Figure 7: Properties of an event
This looks pretty similar to event information in previous versions, and note the link to event log online help. When you click this link you are prompted to OK sending your event information over the Internet to Microsoft, and if you agree then Internet Explorer opens up and you get a page that has the usual “We’re sorry, there is no additional information about this issue etc.” that we’re all familiar with from earlier versions of Windows. I don’t expect this help feature to get that much better with Vista, and if I really want to find help on a mysterious event then I go to EventID.net, a community site where administrators share their tips concerning what conditions or problems may have caused the particular event. EventID.net is a paid subscription-based site but if you’re a Windows administrator then it’s really worth shelling out a few bucks a year to gain access to the full database on this site, I highly recommend it. But back to Event Viewer—click the Details tab and you’ll see the event info in XML format (Figure 8):
Figure 8: Event viewer stores event information in XML format
Note that you can display this information in a more readable format by selecting Friendly View. Why does Vista store event info in XML format? Probably because this makes it easier to centralize, consolidate, and mine event data to find useful information when troubleshooting a problem. In other words, by schematizing event data using XML, you can create rich information that can easily be integrated with management platforms like MOM and SMS, though we’ll have to wait to see how all that plays out later.
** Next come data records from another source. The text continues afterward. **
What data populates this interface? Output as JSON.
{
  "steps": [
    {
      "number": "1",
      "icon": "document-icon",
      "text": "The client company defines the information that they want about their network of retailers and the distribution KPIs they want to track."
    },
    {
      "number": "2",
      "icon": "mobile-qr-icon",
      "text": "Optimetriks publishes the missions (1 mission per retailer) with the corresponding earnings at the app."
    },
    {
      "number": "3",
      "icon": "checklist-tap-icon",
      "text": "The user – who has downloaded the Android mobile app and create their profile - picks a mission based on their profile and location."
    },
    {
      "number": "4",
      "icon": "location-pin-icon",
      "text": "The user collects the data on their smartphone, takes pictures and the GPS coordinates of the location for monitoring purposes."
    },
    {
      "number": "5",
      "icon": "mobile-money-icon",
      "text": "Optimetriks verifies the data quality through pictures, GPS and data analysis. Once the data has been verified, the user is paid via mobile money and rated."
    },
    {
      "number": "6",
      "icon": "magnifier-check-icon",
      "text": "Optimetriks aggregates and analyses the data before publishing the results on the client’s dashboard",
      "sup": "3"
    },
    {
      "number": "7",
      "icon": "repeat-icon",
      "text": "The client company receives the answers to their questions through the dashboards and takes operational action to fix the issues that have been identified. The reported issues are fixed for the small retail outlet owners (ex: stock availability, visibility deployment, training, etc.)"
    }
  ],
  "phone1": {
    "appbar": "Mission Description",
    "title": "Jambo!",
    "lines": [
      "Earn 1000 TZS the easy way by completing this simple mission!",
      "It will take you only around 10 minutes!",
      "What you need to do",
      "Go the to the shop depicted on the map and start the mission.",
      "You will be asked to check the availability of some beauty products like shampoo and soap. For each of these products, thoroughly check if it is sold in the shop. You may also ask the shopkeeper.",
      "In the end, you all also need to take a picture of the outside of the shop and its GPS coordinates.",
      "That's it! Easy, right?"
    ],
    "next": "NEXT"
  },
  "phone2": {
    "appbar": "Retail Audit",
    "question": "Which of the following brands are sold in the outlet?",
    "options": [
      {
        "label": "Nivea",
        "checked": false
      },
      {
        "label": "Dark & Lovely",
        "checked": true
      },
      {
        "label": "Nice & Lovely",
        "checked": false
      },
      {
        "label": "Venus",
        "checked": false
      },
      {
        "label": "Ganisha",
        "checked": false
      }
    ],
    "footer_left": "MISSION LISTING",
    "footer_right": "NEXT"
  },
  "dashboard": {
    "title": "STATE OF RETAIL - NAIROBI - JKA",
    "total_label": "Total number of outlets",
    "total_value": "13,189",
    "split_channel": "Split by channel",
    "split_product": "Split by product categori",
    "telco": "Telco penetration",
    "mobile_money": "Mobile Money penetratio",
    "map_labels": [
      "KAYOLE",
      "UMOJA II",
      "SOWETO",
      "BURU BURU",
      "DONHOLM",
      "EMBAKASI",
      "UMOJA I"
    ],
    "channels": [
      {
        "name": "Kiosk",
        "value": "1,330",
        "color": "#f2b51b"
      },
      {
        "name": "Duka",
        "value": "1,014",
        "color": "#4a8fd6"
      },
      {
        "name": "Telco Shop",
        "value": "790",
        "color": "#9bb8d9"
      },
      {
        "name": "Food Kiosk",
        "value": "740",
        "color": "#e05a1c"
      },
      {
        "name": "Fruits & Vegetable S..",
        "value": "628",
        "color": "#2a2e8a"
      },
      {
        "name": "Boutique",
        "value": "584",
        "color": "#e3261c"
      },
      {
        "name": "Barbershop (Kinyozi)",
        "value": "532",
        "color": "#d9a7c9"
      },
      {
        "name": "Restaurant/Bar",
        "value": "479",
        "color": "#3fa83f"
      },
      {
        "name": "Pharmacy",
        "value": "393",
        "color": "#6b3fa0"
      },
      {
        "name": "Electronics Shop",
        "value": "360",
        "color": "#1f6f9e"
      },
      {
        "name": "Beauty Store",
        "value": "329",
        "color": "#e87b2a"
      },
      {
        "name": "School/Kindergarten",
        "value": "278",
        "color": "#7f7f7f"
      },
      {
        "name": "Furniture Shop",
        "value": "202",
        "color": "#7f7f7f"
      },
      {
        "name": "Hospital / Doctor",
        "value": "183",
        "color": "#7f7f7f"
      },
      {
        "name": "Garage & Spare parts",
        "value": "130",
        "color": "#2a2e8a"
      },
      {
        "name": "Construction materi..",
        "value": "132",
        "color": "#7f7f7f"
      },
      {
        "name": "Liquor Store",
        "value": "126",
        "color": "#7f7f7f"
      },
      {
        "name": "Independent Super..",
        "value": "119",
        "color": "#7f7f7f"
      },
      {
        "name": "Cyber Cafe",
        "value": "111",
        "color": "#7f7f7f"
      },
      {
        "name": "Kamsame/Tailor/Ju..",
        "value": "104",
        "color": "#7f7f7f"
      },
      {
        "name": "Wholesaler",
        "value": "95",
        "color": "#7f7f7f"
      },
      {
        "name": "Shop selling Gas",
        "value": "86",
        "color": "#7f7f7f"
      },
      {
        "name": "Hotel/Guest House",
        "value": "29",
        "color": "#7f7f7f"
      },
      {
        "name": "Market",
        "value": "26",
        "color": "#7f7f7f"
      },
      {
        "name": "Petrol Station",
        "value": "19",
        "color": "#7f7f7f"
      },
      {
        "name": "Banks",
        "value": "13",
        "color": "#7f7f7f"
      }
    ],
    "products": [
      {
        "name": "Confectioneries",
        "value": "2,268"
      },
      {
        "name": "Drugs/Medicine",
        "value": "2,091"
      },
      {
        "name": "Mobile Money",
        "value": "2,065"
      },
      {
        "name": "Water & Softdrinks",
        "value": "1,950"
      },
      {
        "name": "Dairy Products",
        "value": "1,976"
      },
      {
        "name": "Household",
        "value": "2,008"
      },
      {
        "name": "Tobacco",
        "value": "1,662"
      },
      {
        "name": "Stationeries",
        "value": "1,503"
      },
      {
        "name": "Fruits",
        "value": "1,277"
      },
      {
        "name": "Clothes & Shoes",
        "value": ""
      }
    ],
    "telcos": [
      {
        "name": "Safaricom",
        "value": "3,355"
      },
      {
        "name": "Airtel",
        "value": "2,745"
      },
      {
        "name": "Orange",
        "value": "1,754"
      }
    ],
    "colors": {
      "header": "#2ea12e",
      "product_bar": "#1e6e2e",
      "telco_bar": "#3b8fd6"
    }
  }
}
An important piece of Event Viewer functionality that will be included in future builds will be the ability to forward events from one computer to another, centralized computer. This will allow you to easily monitor selected kinds of events for multiple computers across a network from a single Vista workstation. Other improvements may work themselves into Event Viewer before RTM, but I think we can say from the above tour that Vista’s version of this tool is a big improvement over previous versions and will make monitoring and troubleshooting Windows-based computers easier than ever. But don’t forget to subscribe to EventID.net if you want access to the collective knowledge (and frustration) of the global administrator community concerning those mysterious, strangely worded events that are sometimes (or often) displayed by Event Viewer!